(Collected data entries)
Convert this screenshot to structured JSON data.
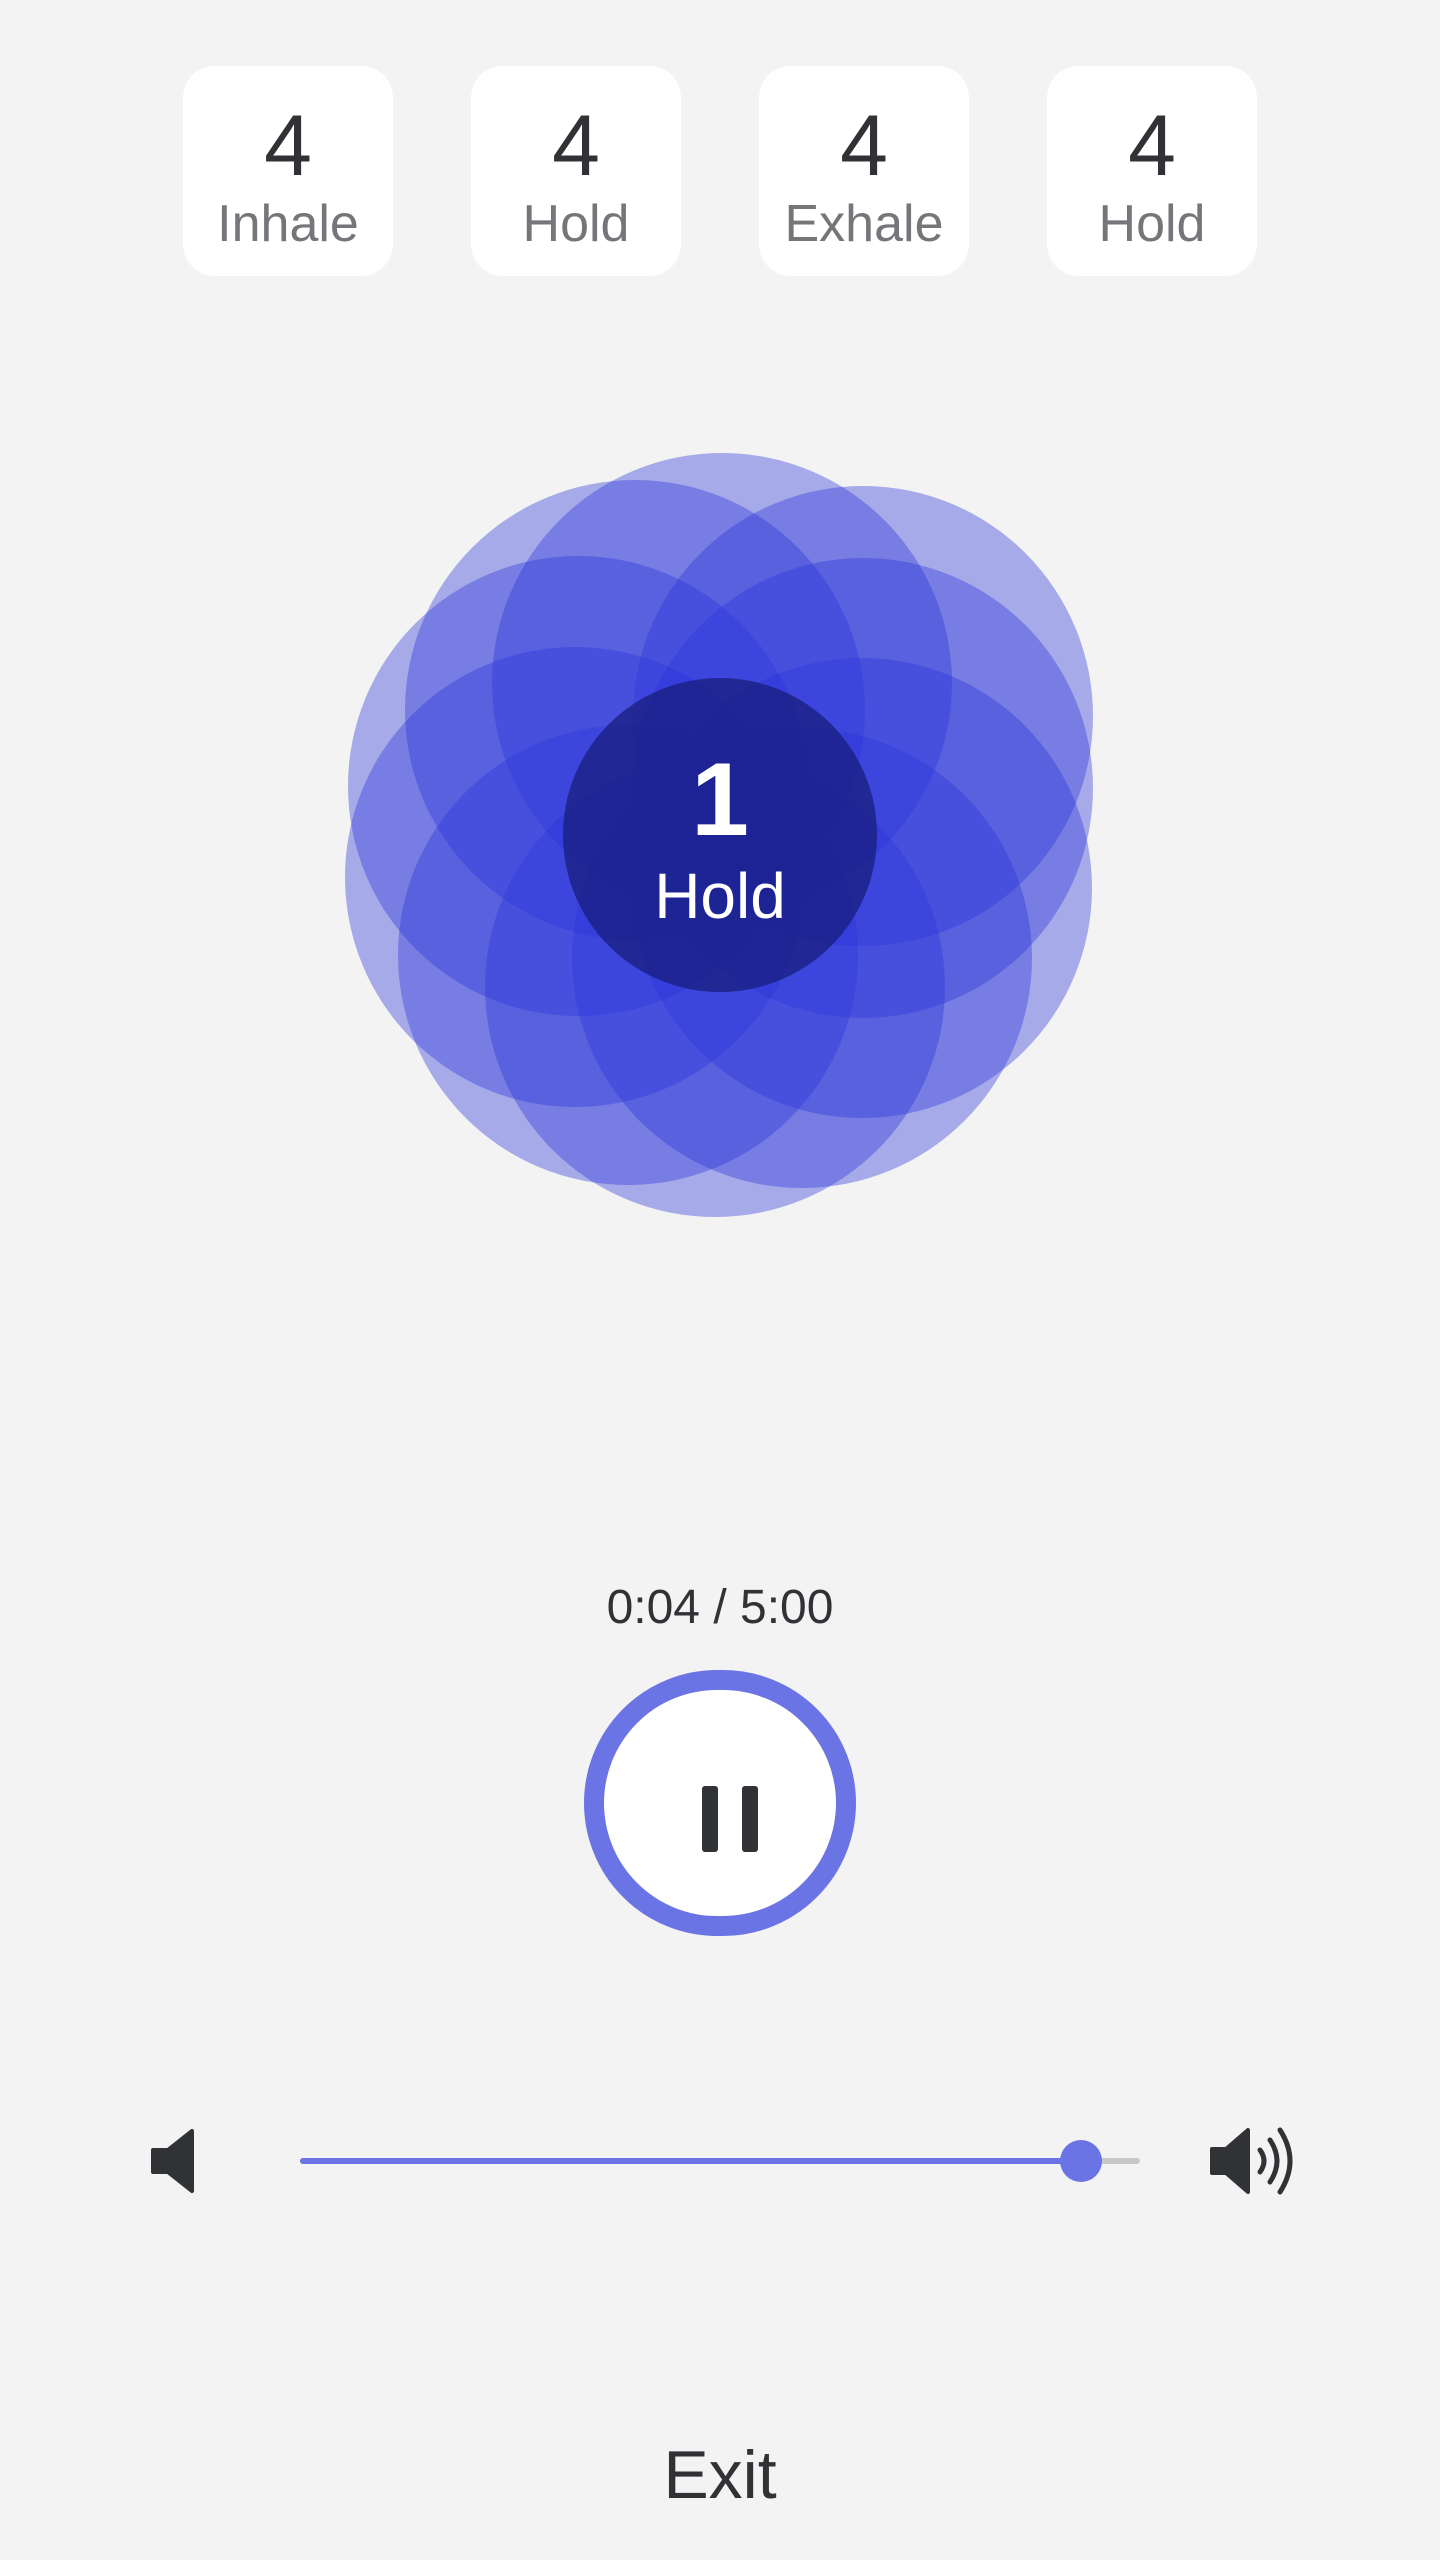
{
  "phases": [
    {
      "count": "4",
      "label": "Inhale"
    },
    {
      "count": "4",
      "label": "Hold"
    },
    {
      "count": "4",
      "label": "Exhale"
    },
    {
      "count": "4",
      "label": "Hold"
    }
  ],
  "breath": {
    "count": "1",
    "phase": "Hold"
  },
  "timer": {
    "text": "0:04 / 5:00"
  },
  "controls": {
    "pause_icon": "pause-icon"
  },
  "volume": {
    "level": 0.93,
    "mute_icon": "volume-low-icon",
    "max_icon": "volume-high-icon"
  },
  "exit": {
    "label": "Exit"
  },
  "colors": {
    "accent": "#6b74e4",
    "petal": "#2b35d9",
    "core": "#1a1f80",
    "background": "#f3f3f3"
  }
}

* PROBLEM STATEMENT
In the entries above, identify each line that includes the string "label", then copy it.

* EXPECTED OUTPUT
      "label": "Inhale"
      "label": "Hold"
      "label": "Exhale"
      "label": "Hold"
    "label": "Exit"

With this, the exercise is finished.